Coverage of the 2016 Republican National Convention,” Walt Disney Television

February 3, 2020; Washington Post

Once again, we are seeing the ways in which nonprofit groups walk the tightrope (or pretend to walk the tightrope) of nonpartisanship in their activities. NPQ has addressed this issue before, but in this case, the blatant flouting of the law seems to beg for intervention. Although the Urban Revitalization Coalition (URC) claims to be nonpartisan, it is hard to believe this when one looks at its actions and activities.

In December, the Reverend Darrell Scott, CEO of the Urban Revitalization Coalition, held a special event for members of the African American community of Cleveland. The event featured a $25,000 cash giveaway for those who attended. Bills were stuffed into envelopes and handed out. Dubbed an “urban development event,” the get-together honored White House official Ja’Ron Smith and spent time praising President Trump’s policies and his programs. Little was nonpartisan about this event, and the lure of cash was clearly what brought many to attend.

The organization’s website spotlights the president and emphasizes the role Rev. Scott plays on The National Diversity Coalition for Trump, an organization that’s known to support Trump’s bid for reelection. One of the stated goals of this group is to “increase the 8 percent African American vote from 2016 by 25 percent in 2020.” If the work of the Urban Revitalization Coalition were voter registration and “getting out the vote,” that would be perfectly legitimate for a nonprofit organization. But when you look at the numbers, something smells fishy. The 8 percent is only the estimated turnout of black voters for Trump in 2016, not the overall number of black voters. If voter registration drives are conducted to only favor a particular candidate, they are prohibited political activities under an organization’s nonprofit status. And, in the URC’s case, they also accepted a $238,000 donation from America First Policies, a group backing Trump’s reelection.

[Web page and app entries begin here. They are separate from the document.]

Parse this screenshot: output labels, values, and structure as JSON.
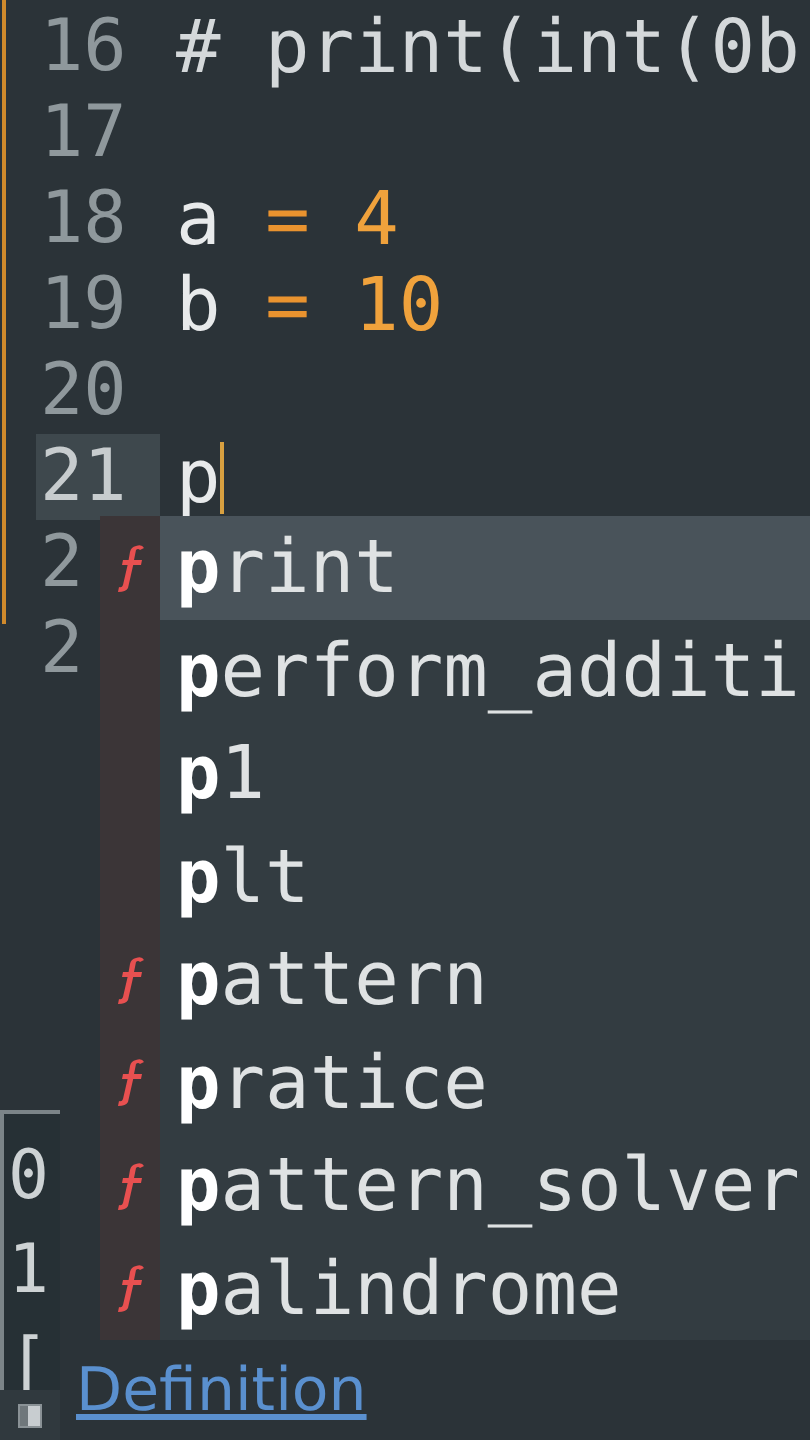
{
  "editor": {
    "lines": [
      {
        "number": "16",
        "current": false,
        "tokens": [
          {
            "kind": "comment",
            "text": "# print(int(0b"
          }
        ]
      },
      {
        "number": "17",
        "current": false
      },
      {
        "number": "18",
        "current": false,
        "tokens": [
          {
            "kind": "name",
            "text": "a "
          },
          {
            "kind": "operator",
            "text": "="
          },
          {
            "kind": "number",
            "text": " 4"
          }
        ]
      },
      {
        "number": "19",
        "current": false,
        "tokens": [
          {
            "kind": "name",
            "text": "b "
          },
          {
            "kind": "operator",
            "text": "="
          },
          {
            "kind": "number",
            "text": " 10"
          }
        ]
      },
      {
        "number": "20",
        "current": false
      },
      {
        "number": "21",
        "current": true,
        "tokens": [
          {
            "kind": "name",
            "text": "p"
          }
        ]
      },
      {
        "number": "2",
        "current": false
      },
      {
        "number": "2",
        "current": false
      }
    ]
  },
  "autocomplete": {
    "items": [
      {
        "kind": "function",
        "label": "**p**rint",
        "selected": true
      },
      {
        "kind": "other",
        "label": "**p**erform_additi",
        "selected": false
      },
      {
        "kind": "other",
        "label": "**p**1",
        "selected": false
      },
      {
        "kind": "other",
        "label": "**p**lt",
        "selected": false
      },
      {
        "kind": "function",
        "label": "**p**attern",
        "selected": false
      },
      {
        "kind": "function",
        "label": "**p**ratice",
        "selected": false
      },
      {
        "kind": "function",
        "label": "**p**attern_solver",
        "selected": false
      },
      {
        "kind": "function",
        "label": "**p**alindrome",
        "selected": false
      }
    ]
  },
  "console": {
    "lines": [
      "0",
      "1",
      "["
    ]
  },
  "definition_link": "Definition"
}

Somehow, all these things—the cash giveaways, the focus on voter registration with one candidate in mind, and the acceptance of donations from partisan organizations—add up to an organization that is a “nonprofit” front for partisan political activities.

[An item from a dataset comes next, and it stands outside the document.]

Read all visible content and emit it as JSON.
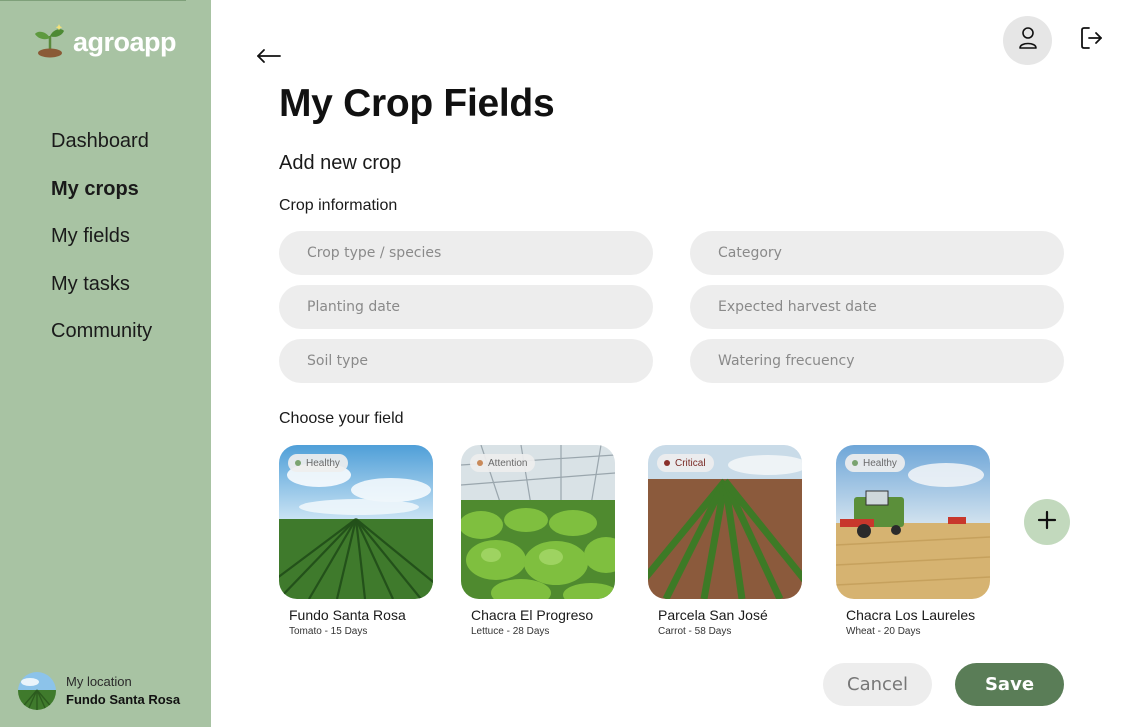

If this is not enough, there is one more twist to this story that entangles nonprofit status and partisan electioneering. Ja’Ron Smith’s attendance at the Cleveland “giveaway” event could have legal implications. As a government employee of the Trump White House, Smith can only engage in political activities on his personal time, and government funds cannot be spent for attendance at political events. According to Smith’s official Twitter account, he spent the weekend of the “giveaway” attending events for the government. The Trump campaign claims to have no knowledge of the event, yet a video on the URC YouTube page has the coalition claiming its work was “commissioned by President Donald J. Trump.”

As the accusations and disavowals go back and forth, there are some cautionary tales at play here. The URC, as a nonprofit, has much to lose in terms of reputation and status in ignoring the boundaries of what is and is not partisan. Their website demonstrates their political preferences. They don’t seem to care. Perhaps they are feeling a sense of safety and protection from losing their nonprofit status as long as this administration holds sway. The same may be the case with members of the White House staff who mix partisan campaigning with government work. Even facing legal jeopardy does not seem to be a big deal. But what happens if this administration no longer holds power? Will the IRS and the Department of Justice step in? Or have we sunk to a new low, and will many nonprofits now try crossing the lines to see how far they can go?—Carole Levine